At night, I was interested in drinking alcohol, but not making it. 

It wasn’t until early November that the right motivation finally came along: the US election results, or more accurately, the lack thereof. The morning after the election, with bags under my eyes and still wearing a gray pajama top, I floated into the kitchen with only one goal: I would distract myself from the uncertainty of whether American democracy would live or die by making limoncello. 

Unlike Italy’s centuries-old amari, limoncello didn’t take off as a liqueur until the early 1900s. Before that, “limoncello” usually referred to a small varietal of lemons, or a type of lemonade. The advent of refrigeration likely contributed to its astonishing popularity as an alcoholic substance — as did Danny DeVito. After the Italian-American actor appeared drunk on “The View” in 2006 and blamed it on limoncello, sales of limoncello spiked not only in the US, but incredibly, in Italy. 

The key to making limoncello, I learned, was to peel off the yellow rind without snagging the white pith beneath. Macerating the white part in alcohol will make the whole thing taste bitter — a depressingly timely metaphor as police brutality is once again making headlines in the U.S. — whereas the yellow part is where the citrus oils reside. Pith aside, making limoncello is really the art of turning the bitter, discarded part of the fruit into a vehicle for camaraderie and connection. 

In truth, my recipe was a spinoff of limoncello called crema di limoncello that can best be described as alcoholic lemon sherbet. The only ingredients are grain alcohol steeped with lemon peels, sugar, milk, a little bit of cream and vanilla. No citric acid additives or yellow color no. 36 or whatever “natural and artificial flavors” you find in a limoncello bottle shaped like the leaning tower of Pisa (kudos to the alcohol lobby for their tireless efforts in making booze the only food product without the ingredients listed). 

The other ingredient required of any alcoholic endeavor is, of course, time. 

Just as wine and whiskey need time to age, homemade liqueurs need time to steep, bind ferment and coalesce. For almost a week, I tried to temper the rabid attention I was inclined to pay the electoral results trickling in from 4,000 miles away. In the meantime, I left a giant empty olive jar full of grain alcohol and lemon peels tucked away in a dark cabinet. Every day, I took it out and gave it a good shake. To my surprise, the alcohol started turning yellow after just a day. After five days, it was electric. 

The magic is underway [photo courtesy of the author].

The day after Joe Biden’s victory was announced, my neon-yellow grain alcohol caterpillar was ready to become a beautiful boozy butterfly. 

I filtered out the lemon peels and added them to a pot of boiling milk, sugar, cream and vanilla. Then I stirred in the alcohol and, after removing the peels for a final time, funneled the mixture into empty wine bottles and left them in the freezer overnight. But even before the crema di limoncello was chilled, I couldn’t help sneaking a taste.  
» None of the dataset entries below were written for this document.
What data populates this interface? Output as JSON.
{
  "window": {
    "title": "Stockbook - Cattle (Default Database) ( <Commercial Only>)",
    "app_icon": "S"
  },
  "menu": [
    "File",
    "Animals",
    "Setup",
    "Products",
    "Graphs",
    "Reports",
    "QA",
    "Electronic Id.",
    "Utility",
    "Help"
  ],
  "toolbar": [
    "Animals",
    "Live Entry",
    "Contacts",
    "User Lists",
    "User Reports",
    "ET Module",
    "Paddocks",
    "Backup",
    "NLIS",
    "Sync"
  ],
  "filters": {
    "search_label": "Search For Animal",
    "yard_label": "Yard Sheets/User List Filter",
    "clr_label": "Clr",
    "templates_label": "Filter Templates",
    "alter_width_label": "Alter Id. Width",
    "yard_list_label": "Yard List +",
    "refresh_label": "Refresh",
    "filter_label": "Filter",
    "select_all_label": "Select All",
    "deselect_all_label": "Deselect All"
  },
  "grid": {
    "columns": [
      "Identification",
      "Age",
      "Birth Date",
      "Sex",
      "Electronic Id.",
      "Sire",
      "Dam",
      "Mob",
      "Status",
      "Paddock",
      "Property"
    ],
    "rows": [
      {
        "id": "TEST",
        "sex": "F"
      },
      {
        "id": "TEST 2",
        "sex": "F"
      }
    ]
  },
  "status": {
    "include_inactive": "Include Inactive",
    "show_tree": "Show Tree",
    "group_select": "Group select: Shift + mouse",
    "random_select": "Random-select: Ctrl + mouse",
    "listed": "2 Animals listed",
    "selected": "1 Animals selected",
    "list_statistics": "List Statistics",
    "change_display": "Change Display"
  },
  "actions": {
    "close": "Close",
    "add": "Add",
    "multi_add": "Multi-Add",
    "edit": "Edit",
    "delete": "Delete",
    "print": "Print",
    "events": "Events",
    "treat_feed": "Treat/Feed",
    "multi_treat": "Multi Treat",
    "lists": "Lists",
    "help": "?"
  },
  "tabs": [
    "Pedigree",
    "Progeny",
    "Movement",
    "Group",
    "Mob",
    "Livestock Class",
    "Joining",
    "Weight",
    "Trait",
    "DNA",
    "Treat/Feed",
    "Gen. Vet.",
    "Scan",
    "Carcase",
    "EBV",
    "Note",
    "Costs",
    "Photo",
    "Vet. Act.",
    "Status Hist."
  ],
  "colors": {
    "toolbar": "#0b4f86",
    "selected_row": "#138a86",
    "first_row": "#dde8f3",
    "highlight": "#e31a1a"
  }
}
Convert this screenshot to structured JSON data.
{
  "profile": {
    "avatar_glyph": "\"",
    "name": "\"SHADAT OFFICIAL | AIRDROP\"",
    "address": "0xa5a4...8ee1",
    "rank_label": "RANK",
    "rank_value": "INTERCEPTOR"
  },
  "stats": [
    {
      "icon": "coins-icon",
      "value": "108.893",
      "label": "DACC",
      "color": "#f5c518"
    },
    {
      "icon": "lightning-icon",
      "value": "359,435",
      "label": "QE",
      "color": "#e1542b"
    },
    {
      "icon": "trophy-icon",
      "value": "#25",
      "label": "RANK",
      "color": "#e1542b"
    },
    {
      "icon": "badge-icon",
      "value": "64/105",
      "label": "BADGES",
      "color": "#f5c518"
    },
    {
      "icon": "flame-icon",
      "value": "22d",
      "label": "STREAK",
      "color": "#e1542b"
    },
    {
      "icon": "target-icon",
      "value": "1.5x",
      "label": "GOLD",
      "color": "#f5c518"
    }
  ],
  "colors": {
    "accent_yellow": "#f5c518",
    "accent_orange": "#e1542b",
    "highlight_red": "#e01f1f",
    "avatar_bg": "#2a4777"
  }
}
The result was fucking delicious. I wanted more. 

I wondered: What would happen if I made crema di limoncello with less sugar? What if I made it without the crema? What if I steeped the lemon peels for a month instead of a week? 

I decided to try making normal limoncello. And then almond liqueur, orange liqueur, spiced orange liqueur, something more herbal. I loaded up my shopping basket with one-liter bottles of pure alcohol, bags of lemons and oranges, and sacks of herbs. 

I had officially caught the moonshine itch. 

Perhaps the outcome was inevitable, given the parallels between my tripartite obsession with spirits, writing and politics. Each case represents an attempt to isolate the right details and harness the exact, often unexpected elements that will allow us to spin the bitter parts of life into something satisfying, meaningful — and maybe even a little sweet.  

Janna Brancolini is an American journalist based in Milan, Italy, where she's a freelance correspondent for Bloomberg and the Los Angeles Times.